So what are the techniques of the Engagement Wizard? Here are a few:

1. Thumb.  Quit keeping your employees tightly under your thumb.  It’s time to loosen the reigns.  As Dan Pink said at a recent conference, no one ever said “my favorite boss was the guy who breathed down my neck”.  People leave bosses.  If you are dictating an employee’s every movement and deed and watching the clock to make sure they are constantly at the grind stone, your employee will not be engaged. Loosen up your thumbs.

2. Don’t prescribe.  You should not view yourself as the doctor who is prescribing all the answers.  As Liz Wiseman said in her book “Multipliers”, you want to shift from being the Tyrant who has all the answers to the Liberator who is listening.  Listen; don’t talk.  This encourages the autonomy that Dan Pink prescribes.  If your employee is thinking for themselves, they are happier.  If you don’t believe me, tell your partner how to make the bed.  See how that goes over; and if they ever make the bed again.  Don’t prescribe.

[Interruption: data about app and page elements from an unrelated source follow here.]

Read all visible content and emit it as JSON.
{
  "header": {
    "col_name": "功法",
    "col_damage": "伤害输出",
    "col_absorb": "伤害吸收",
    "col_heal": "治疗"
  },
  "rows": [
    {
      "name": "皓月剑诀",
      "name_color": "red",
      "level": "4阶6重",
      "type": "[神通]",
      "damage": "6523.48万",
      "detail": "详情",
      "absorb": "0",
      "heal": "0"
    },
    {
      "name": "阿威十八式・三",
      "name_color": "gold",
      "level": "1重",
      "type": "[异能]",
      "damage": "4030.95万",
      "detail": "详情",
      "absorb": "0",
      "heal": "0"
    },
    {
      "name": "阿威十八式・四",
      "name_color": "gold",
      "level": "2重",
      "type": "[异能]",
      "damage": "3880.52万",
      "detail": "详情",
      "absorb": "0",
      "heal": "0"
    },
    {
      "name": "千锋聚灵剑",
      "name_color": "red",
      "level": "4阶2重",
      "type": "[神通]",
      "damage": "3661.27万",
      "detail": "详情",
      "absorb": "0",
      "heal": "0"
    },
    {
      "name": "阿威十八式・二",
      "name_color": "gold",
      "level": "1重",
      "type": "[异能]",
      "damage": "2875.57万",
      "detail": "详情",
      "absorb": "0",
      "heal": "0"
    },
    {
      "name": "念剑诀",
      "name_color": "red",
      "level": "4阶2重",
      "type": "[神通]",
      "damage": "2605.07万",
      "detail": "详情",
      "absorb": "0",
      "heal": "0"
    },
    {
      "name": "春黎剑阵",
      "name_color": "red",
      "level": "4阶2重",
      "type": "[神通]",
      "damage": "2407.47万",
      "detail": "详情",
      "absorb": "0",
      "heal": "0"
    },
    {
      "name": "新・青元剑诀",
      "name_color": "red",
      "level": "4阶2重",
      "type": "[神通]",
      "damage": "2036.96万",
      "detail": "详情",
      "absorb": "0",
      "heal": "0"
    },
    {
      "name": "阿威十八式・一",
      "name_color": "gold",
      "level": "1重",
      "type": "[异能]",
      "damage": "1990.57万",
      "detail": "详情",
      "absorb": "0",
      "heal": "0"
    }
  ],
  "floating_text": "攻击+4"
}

3. Learning.  One of the downfalls in the recent economy is the slashing of training budgets.  We keep the Sales and Marketing budget status quo, and cut the non-essential training and development budget.  This, especially for Millennials, is a bad idea.  Employees, who have a “Growth Mindset” as espoused by Carol Dweck, are constantly looking to learn new skills.  “The Investor” as written by Liz Wiseman is the leader who is investing in resources for their team.  Encourage learning so that your employees are gaining “Mastery”.

4. Monkeys.  Delegate the monkey (as in task, project or duty) and check up on their care and feeding.  Leaders need to delegate and give ownership to their team.  This is another trait of Wiseman’s “The Investor”.  You can’t develop Pink’s “Mastery” without letting go of the monkeys.  This doesn’t mean you aren’t responsible for checking in on the monkeys, however you shouldn’t be the one filling the water dish.  Delegate the monkeys.

5. Big Picture.  Does your team know the big picture?  Jon Gordon at a recent conference suggested handing out 3 X 5 cards to all your employees and asking what the purpose of the company was.  What would your team answer?  We all need to know the purpose of the organization for which we work.  It is much easier to align with an organization and be engaged when we know what the purpose it.  If you answer, “To make money”, your team is not engaged.  Make sure they know the Big Picture.

6. Non-Commissioned Work.  One of the best examples of how effective autonomy is to creating better outcomes was a study that Pink refers to in his book “Drive”.  They found that in a blind evaluation (they didn’t know which art work was commissioned versus non-commissioned) paintings that were commissioned (i.e. I want it to match my couch, I want flamingos and it needs to be 6 feet wide) were of less quality and creativeness as opposed to non-commissioned work.  So make sure your team has some time to just create instead of keeping them “in the box.”  It’s not practical to have all non-commissioned work all the time, however some time left to one’s own devices is critical to engagement.

Once you’ve found your magic wand, get out of the way.  You will be amazed at what folks can do if they are given the freedom to find their own path.   Find your Engagement Wizard and start waving the magic wand.